Technological advances aim to make our lives easier, but sometimes our main applications of technology as healthcare professionals – like filing, storing, and documenting data – seem to get more complicated each passing year. At work, medical providers certainly face challenging amounts of documentation that impede healthcare workflow—or should we say overflow?
At this year’s ACC.14, we’ll be talking about the challenges and strategies around managing healthcare workflow . We know it’s a concern.
““[The] world of health care delivery feels more frenetic than ever,” says Westby Fisher, M.D., F.A.C.C., in his blog. “The in-basket messages, the mountains of results, the re-scheduled patients on top of those already scheduled, the seemingly endless phone and e-mail messages, the late-night consults after a full day of procedures—all demanding time—it’s bordering on crazy.”
Ever-changing regulatory and quality initiatives mean that healthcare professionals are burdened with mounting amounts of required electronic paperwork. Whether it’s the transition to ICD-10 or Physician Quality Reporting Initiatives from CMS, the name of the game seems to be documentation, documentation, documentation.
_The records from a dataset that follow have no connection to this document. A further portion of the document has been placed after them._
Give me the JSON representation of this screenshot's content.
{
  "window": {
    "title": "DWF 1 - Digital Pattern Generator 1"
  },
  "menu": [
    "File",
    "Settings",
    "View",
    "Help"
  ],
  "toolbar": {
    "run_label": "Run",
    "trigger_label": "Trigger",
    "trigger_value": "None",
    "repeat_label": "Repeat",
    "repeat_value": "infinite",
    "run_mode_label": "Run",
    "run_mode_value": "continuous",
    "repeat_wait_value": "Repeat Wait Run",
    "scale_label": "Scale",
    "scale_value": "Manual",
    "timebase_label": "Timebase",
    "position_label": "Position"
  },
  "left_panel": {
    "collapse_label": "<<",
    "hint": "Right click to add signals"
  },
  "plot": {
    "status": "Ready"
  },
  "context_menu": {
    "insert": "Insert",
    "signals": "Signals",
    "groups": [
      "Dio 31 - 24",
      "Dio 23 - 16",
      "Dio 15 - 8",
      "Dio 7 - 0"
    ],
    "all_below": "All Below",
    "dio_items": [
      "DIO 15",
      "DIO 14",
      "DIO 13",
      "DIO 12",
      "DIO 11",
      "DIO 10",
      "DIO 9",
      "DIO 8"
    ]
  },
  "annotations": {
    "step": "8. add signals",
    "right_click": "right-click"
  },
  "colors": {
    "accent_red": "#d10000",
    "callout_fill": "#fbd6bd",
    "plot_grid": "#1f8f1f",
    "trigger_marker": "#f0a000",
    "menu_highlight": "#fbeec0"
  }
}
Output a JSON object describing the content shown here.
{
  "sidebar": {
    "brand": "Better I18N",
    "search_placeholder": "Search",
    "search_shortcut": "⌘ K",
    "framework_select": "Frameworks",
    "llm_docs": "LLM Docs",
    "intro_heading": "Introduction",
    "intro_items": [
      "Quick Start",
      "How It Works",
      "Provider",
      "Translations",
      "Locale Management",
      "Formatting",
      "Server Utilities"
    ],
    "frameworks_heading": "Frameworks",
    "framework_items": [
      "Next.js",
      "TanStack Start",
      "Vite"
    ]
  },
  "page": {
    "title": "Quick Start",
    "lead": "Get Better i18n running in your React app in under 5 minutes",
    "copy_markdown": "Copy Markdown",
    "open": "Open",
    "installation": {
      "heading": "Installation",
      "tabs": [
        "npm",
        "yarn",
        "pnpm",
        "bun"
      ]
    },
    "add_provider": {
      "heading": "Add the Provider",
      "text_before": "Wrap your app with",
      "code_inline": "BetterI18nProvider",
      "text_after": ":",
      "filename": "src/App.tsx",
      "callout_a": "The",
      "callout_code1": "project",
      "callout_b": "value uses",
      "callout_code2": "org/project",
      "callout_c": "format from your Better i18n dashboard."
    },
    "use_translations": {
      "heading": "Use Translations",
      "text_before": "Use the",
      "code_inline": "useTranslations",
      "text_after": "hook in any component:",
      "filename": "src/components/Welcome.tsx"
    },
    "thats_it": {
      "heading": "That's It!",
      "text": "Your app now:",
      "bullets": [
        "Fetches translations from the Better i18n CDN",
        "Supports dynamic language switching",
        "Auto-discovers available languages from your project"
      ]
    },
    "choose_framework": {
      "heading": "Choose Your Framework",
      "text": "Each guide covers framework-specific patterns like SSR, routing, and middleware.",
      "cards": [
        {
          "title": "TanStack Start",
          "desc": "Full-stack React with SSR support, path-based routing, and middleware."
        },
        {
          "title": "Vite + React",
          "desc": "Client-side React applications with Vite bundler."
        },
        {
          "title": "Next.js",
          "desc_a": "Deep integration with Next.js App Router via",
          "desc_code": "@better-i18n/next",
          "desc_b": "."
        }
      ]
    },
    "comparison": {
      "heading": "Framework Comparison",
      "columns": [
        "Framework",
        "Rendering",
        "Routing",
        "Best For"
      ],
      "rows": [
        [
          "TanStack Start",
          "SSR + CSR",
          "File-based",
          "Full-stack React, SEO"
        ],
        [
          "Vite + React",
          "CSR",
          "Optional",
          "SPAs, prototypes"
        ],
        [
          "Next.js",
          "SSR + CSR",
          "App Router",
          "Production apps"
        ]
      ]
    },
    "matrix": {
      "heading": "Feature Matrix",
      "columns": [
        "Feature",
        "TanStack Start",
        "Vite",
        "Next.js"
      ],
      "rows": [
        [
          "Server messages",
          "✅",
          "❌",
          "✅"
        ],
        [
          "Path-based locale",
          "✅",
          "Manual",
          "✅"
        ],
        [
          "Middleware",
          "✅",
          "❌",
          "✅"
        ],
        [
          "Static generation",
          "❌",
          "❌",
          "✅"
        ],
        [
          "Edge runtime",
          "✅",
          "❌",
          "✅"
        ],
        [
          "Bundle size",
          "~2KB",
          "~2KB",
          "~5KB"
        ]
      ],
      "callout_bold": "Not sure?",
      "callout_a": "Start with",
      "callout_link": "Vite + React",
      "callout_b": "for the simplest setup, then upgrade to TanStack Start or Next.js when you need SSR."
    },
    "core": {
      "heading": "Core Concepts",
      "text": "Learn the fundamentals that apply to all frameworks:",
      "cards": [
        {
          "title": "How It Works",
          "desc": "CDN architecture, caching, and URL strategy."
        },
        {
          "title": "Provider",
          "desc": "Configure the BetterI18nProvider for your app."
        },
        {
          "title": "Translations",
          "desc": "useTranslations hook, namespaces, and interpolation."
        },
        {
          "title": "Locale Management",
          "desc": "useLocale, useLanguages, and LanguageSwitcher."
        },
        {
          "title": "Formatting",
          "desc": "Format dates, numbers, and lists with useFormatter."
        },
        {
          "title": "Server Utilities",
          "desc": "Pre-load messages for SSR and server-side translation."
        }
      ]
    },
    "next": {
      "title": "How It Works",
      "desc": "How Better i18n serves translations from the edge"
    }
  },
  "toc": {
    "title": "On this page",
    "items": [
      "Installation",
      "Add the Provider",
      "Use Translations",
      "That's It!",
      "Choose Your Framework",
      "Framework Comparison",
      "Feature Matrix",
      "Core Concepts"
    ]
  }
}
“Information flies so fast and there’s so much of it that it’s getting almost impossible for doctors to keep up with the screen responsibilities, not to mention their care responsibilities,” says Fisher.
Companies are working hard to come up with solutions that help improve healthcare workflow and allow providers to focus more on patient care. For example, a Qualitative Intelligence and Communication System (QICS™) helps simplify diagnostic imaging workflow, expedite communications and support efforts to improve patient safety.
QICS, which is a web-based technology, carries out multiple functions. That includes analyzing data, engaging and alerting users when appropriate, and facilitating workflow throughout the exam life cycle. It enables inter- and intra-departmental communications and workflow processes, including communications about critical results.
Bill Muhr, president and CEO of South Jersey Radiology Associates, uses McKesson QICS to support a better workflow at his organization. His group was looking at a way to implement professional quality measurements without interfering with radiologists’ workflow. “[QICS] seamlessly integrated with our PACS system and … allowed radiologists to capture the data as they were doing their workflow,” says Muhr.
And don’t think that QICS is exclusively for radiologists—here at McKesson we recently launched our QICS for Cardiology. QICS for Cardiology gives you the flexibility to choose from several best-practice models and customize them to fit your department’s needs. It’s designed to create a standard, consistent process with configurable worklist and workflow screens.
We’re listening to healthcare providers’ frustrations as they face mountains of e-paperwork. A QICS can tie together a number of systems into one that is cohesive, optimizes workflow and allows providers to fulfill regulatory demands.
What strategies help you manage your workflow? Let’s talk about them at McKesson Booth #1128 ACC.14! Visit our web site to schedule a demo.